In the United Kingdom, the Consumer Rights Act of 2015 states that motorcyclists have a right to a fair repair cost. In the case of the UK man, he had two shops quote him about $5,400 worth of customizations to his Royal Enfield. The shop he picked charged him $5,400, and then another $6,200 on top of that.
The UK man could legally refuse to pay the additional $6,200 because the other shop had quoted him only the original $5,400 for the same work.
Paying by credit card can protect you from work not done
How you pay for your motorcycle service or repair matters. Mainstream credit cards such as VISA and MasterCard have various protections for consumers in place. In some cases, this is backed by law, such as the UK’s Consumer Credit Act of 1974. However, major credit card companies do a good job of protecting their customers in nearly all western countries.
In the example of our UK man, some of the work he had paid the shop for was not done. He did not realize this until after he paid the shop. Had he paid by credit card, he could have simply called up the credit card company, presented his evidence, and they would have reversed the charge.
Unfortunately, it does not seem he paid by credit card, so he is having to take the business to small claims court. The problem is that the business declared bankruptcy, and he is unlikely to get his money back. Had he paid by credit card, the credit card company would return the funds to him rather than release the funds to the dealership that scammed him.
Your motorcycle parts and service comes with a warranty
In many countries, no matter what a motorcycle shop tells you, your motorcycle service and parts come with a warranty that is protected by state, provincial, or even national law. In Canada, the repair job labor on your motorcycle has a warranty for up to 5,000 km (3,100 miles) or 90 days, whichever comes first.
If something goes wrong during the warranty period, there are different rules depending on where you live. Nearly everywhere in Canada, the USA, or the UK, say that you can bring the motorcycle back for the work to be corrected, at no charge to you. The only potential costs would be if the dealer needed any additional parts that weren’t replaced before.
In many places, you can even bring your motorcycle to a different shop, have them do the work, and send the invoice to the first shop. Look up your local consumer protection laws to find out more about what your rights are as a consumer in need of motorcycle service and repair.
5 Additional tips to protect yourself from being ripped off on motorcycle service
What should you never do with a work order?
Never sign a blank work order / written estimate. It’s like signing a blank check. Once your signature is on there, they can fill in the rest with anything they want.
Can you be charged for an estimate?

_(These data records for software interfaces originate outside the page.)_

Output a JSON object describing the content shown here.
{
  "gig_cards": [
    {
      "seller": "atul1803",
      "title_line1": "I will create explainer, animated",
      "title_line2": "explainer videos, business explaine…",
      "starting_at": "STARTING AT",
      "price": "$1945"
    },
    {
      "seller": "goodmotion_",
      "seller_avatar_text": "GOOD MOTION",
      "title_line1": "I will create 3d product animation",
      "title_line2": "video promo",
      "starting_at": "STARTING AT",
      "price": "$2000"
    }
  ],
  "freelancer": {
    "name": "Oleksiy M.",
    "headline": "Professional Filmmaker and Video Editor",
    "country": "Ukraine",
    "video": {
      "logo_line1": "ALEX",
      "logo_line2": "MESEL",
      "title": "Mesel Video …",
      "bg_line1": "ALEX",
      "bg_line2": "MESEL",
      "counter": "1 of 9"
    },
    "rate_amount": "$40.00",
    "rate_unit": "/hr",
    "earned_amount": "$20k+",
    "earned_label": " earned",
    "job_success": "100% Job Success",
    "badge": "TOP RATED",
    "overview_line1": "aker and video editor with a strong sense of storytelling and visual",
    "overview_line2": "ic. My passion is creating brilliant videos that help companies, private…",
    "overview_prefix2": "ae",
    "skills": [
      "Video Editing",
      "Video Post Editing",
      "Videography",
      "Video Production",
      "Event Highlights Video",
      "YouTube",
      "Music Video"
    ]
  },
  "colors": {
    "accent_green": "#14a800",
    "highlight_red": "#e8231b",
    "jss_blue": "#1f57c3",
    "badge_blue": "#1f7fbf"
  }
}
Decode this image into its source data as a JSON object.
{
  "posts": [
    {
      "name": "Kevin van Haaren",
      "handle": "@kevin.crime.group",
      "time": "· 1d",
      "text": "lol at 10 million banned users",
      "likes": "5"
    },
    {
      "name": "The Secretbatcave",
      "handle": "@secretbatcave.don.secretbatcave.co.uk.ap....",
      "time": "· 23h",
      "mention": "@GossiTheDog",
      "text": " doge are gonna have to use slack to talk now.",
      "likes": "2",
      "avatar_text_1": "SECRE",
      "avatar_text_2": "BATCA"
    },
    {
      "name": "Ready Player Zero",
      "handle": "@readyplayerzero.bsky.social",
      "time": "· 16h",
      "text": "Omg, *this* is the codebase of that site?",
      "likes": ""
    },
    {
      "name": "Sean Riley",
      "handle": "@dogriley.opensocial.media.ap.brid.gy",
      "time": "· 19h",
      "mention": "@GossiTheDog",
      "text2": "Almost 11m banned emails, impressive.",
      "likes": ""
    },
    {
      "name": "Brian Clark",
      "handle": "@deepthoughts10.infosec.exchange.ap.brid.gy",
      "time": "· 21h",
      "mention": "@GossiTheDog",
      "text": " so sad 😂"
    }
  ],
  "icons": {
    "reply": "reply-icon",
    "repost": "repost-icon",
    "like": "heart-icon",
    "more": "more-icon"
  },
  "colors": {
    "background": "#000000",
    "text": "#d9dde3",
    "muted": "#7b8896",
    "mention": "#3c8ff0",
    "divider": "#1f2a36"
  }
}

Dealerships and shops can charge you for an estimate since it takes time to figure out what’s wrong with your motorcycle, but they need to make reasonable effort to tell you what the estimate will cost before they do the inspection.
Do you have to pay for an estimate?
If you agree to have the motorcycle repaired before it’s put back together, they can’t charge you for the inspection. But if they call you, and you don’t pick up the phone, and they go ahead and put your motorcycle back together, then you’ll have to pay for the estimate.
Can you give the motorcycle shop permission to fix your motorcycle over the phone?
Yes, but they need to record in writing permission. I used to do this when I was working for a dealership. We basically had to write out additional info from the work and price, including your full name and when we talked to you.
What about Texas?
A lot of provinces and states have very clear and specific laws related to automotive repair shops and your rights as a consumer, but others don’t. You’ll want to see what exactly the rules are where you live. Some states, like Texas, don’t have automotive-specific statutes. In that case you can still reach out to Texas Attorney General’s Consumer Protection office or the Better Business Bureau for help or mediation.